## [TASK]
Set down the data again in full, keeping every line exactly as it is.

━━━━━━━━━━

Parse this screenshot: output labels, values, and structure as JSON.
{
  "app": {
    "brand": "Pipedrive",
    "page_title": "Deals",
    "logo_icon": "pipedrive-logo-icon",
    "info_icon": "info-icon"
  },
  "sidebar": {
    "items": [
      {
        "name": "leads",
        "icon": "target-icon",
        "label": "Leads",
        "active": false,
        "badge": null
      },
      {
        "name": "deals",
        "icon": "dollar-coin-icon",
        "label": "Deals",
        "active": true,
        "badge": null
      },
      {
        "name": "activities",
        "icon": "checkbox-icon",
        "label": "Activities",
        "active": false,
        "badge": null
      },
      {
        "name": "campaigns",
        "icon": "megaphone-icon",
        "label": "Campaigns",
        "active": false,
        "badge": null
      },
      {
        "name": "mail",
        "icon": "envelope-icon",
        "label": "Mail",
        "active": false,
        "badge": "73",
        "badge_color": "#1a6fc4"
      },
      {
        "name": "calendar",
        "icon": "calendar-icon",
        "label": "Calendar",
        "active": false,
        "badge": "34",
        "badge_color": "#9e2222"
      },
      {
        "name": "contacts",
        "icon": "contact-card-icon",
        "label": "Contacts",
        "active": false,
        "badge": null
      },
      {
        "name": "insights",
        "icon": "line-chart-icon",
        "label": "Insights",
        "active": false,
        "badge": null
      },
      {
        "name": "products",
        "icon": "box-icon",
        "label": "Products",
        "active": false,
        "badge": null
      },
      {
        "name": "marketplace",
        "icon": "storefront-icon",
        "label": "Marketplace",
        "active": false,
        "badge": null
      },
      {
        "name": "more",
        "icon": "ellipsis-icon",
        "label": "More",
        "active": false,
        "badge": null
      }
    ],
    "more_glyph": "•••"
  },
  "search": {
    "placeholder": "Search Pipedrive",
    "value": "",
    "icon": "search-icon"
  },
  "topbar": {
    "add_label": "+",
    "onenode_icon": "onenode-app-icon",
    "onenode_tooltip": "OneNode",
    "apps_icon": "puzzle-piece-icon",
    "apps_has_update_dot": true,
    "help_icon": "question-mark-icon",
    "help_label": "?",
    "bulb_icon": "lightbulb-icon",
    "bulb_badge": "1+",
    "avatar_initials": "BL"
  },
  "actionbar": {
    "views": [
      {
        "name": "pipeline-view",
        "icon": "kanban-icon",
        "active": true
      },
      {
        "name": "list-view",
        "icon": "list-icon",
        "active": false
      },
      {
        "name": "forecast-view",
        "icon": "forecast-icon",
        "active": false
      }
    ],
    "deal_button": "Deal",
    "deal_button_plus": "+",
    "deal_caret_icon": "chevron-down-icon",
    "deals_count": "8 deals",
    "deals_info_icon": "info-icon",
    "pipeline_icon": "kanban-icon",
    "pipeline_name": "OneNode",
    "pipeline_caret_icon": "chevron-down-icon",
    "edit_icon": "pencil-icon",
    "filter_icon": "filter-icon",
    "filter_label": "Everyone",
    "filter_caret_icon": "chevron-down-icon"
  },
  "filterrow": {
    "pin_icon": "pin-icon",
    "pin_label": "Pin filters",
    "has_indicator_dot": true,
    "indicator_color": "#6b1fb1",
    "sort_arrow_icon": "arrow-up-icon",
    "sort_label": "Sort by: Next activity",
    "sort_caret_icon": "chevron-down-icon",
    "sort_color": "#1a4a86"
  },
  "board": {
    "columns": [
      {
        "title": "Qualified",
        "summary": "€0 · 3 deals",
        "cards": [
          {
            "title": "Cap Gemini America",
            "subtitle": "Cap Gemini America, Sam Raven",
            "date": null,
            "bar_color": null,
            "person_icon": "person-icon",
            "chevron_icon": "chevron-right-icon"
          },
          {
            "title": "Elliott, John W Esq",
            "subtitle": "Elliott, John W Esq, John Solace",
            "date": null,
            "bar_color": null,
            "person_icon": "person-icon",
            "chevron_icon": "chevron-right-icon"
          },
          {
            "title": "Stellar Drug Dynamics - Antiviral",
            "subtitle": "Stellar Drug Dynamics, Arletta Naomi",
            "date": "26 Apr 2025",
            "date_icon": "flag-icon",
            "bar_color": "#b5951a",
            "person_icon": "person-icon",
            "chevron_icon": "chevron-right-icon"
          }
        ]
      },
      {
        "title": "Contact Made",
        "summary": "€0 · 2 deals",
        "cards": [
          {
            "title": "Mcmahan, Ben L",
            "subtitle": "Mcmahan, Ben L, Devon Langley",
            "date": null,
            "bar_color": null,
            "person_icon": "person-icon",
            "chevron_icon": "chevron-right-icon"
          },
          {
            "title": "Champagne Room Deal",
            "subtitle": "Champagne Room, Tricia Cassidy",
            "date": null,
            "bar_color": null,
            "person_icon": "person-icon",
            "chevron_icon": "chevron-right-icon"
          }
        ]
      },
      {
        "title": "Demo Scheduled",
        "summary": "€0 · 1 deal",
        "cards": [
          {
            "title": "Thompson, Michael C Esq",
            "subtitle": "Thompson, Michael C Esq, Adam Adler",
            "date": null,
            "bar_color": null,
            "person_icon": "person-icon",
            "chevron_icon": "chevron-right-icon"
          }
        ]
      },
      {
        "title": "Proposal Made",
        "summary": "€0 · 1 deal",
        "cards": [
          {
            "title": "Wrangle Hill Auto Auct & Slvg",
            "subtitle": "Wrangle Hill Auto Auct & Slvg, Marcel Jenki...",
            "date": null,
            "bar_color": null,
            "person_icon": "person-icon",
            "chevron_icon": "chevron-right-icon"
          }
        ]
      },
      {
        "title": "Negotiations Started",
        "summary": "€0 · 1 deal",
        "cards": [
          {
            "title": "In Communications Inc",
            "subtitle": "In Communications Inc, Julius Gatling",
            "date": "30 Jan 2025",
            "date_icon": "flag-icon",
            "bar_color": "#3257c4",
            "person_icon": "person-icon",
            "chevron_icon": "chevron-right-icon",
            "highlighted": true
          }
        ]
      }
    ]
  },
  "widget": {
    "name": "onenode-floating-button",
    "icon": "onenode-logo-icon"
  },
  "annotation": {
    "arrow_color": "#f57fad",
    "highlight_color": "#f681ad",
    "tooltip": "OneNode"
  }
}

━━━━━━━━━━

## [EXERCISE RESPONSE]
Parse this screenshot: output labels, values, and structure as JSON.
{
  "app": {
    "brand": "Pipedrive",
    "page_title": "Deals",
    "logo_icon": "pipedrive-logo-icon",
    "info_icon": "info-icon"
  },
  "sidebar": {
    "items": [
      {
        "name": "leads",
        "icon": "target-icon",
        "label": "Leads",
        "active": false,
        "badge": null
      },
      {
        "name": "deals",
        "icon": "dollar-coin-icon",
        "label": "Deals",
        "active": true,
        "badge": null
      },
      {
        "name": "activities",
        "icon": "checkbox-icon",
        "label": "Activities",
        "active": false,
        "badge": null
      },
      {
        "name": "campaigns",
        "icon": "megaphone-icon",
        "label": "Campaigns",
        "active": false,
        "badge": null
      },
      {
        "name": "mail",
        "icon": "envelope-icon",
        "label": "Mail",
        "active": false,
        "badge": "73",
        "badge_color": "#1a6fc4"
      },
      {
        "name": "calendar",
        "icon": "calendar-icon",
        "label": "Calendar",
        "active": false,
        "badge": "34",
        "badge_color": "#9e2222"
      },
      {
        "name": "contacts",
        "icon": "contact-card-icon",
        "label": "Contacts",
        "active": false,
        "badge": null
      },
      {
        "name": "insights",
        "icon": "line-chart-icon",
        "label": "Insights",
        "active": false,
        "badge": null
      },
      {
        "name": "products",
        "icon": "box-icon",
        "label": "Products",
        "active": false,
        "badge": null
      },
      {
        "name": "marketplace",
        "icon": "storefront-icon",
        "label": "Marketplace",
        "active": false,
        "badge": null
      },
      {
        "name": "more",
        "icon": "ellipsis-icon",
        "label": "More",
        "active": false,
        "badge": null
      }
    ],
    "more_glyph": "•••"
  },
  "search": {
    "placeholder": "Search Pipedrive",
    "value": "",
    "icon": "search-icon"
  },
  "topbar": {
    "add_label": "+",
    "onenode_icon": "onenode-app-icon",
    "onenode_tooltip": "OneNode",
    "apps_icon": "puzzle-piece-icon",
    "apps_has_update_dot": true,
    "help_icon": "question-mark-icon",
    "help_label": "?",
    "bulb_icon": "lightbulb-icon",
    "bulb_badge": "1+",
    "avatar_initials": "BL"
  },
  "actionbar": {
    "views": [
      {
        "name": "pipeline-view",
        "icon": "kanban-icon",
        "active": true
      },
      {
        "name": "list-view",
        "icon": "list-icon",
        "active": false
      },
      {
        "name": "forecast-view",
        "icon": "forecast-icon",
        "active": false
      }
    ],
    "deal_button": "Deal",
    "deal_button_plus": "+",
    "deal_caret_icon": "chevron-down-icon",
    "deals_count": "8 deals",
    "deals_info_icon": "info-icon",
    "pipeline_icon": "kanban-icon",
    "pipeline_name": "OneNode",
    "pipeline_caret_icon": "chevron-down-icon",
    "edit_icon": "pencil-icon",
    "filter_icon": "filter-icon",
    "filter_label": "Everyone",
    "filter_caret_icon": "chevron-down-icon"
  },
  "filterrow": {
    "pin_icon": "pin-icon",
    "pin_label": "Pin filters",
    "has_indicator_dot": true,
    "indicator_color": "#6b1fb1",
    "sort_arrow_icon": "arrow-up-icon",
    "sort_label": "Sort by: Next activity",
    "sort_caret_icon": "chevron-down-icon",
    "sort_color": "#1a4a86"
  },
  "board": {
    "columns": [
      {
        "title": "Qualified",
        "summary": "€0 · 3 deals",
        "cards": [
          {
            "title": "Cap Gemini America",
            "subtitle": "Cap Gemini America, Sam Raven",
            "date": null,
            "bar_color": null,
            "person_icon": "person-icon",
            "chevron_icon": "chevron-right-icon"
          },
          {
            "title": "Elliott, John W Esq",
            "subtitle": "Elliott, John W Esq, John Solace",
            "date": null,
            "bar_color": null,
            "person_icon": "person-icon",
            "chevron_icon": "chevron-right-icon"
          },
          {
            "title": "Stellar Drug Dynamics - Antiviral",
            "subtitle": "Stellar Drug Dynamics, Arletta Naomi",
            "date": "26 Apr 2025",
            "date_icon": "flag-icon",
            "bar_color": "#b5951a",
            "person_icon": "person-icon",
            "chevron_icon": "chevron-right-icon"
          }
        ]
      },
      {
        "title": "Contact Made",
        "summary": "€0 · 2 deals",
        "cards": [
          {
            "title": "Mcmahan, Ben L",
            "subtitle": "Mcmahan, Ben L, Devon Langley",
            "date": null,
            "bar_color": null,
            "person_icon": "person-icon",
            "chevron_icon": "chevron-right-icon"
          },
          {
            "title": "Champagne Room Deal",
            "subtitle": "Champagne Room, Tricia Cassidy",
            "date": null,
            "bar_color": null,
            "person_icon": "person-icon",
            "chevron_icon": "chevron-right-icon"
          }
        ]
      },
      {
        "title": "Demo Scheduled",
        "summary": "€0 · 1 deal",
        "cards": [
          {
            "title": "Thompson, Michael C Esq",
            "subtitle": "Thompson, Michael C Esq, Adam Adler",
            "date": null,
            "bar_color": null,
            "person_icon": "person-icon",
            "chevron_icon": "chevron-right-icon"
          }
        ]
      },
      {
        "title": "Proposal Made",
        "summary": "€0 · 1 deal",
        "cards": [
          {
            "title": "Wrangle Hill Auto Auct & Slvg",
            "subtitle": "Wrangle Hill Auto Auct & Slvg, Marcel Jenki...",
            "date": null,
            "bar_color": null,
            "person_icon": "person-icon",
            "chevron_icon": "chevron-right-icon"
          }
        ]
      },
      {
        "title": "Negotiations Started",
        "summary": "€0 · 1 deal",
        "cards": [
          {
            "title": "In Communications Inc",
            "subtitle": "In Communications Inc, Julius Gatling",
            "date": "30 Jan 2025",
            "date_icon": "flag-icon",
            "bar_color": "#3257c4",
            "person_icon": "person-icon",
            "chevron_icon": "chevron-right-icon",
            "highlighted": true
          }
        ]
      }
    ]
  },
  "widget": {
    "name": "onenode-floating-button",
    "icon": "onenode-logo-icon"
  },
  "annotation": {
    "arrow_color": "#f57fad",
    "highlight_color": "#f681ad",
    "tooltip": "OneNode"
  }
}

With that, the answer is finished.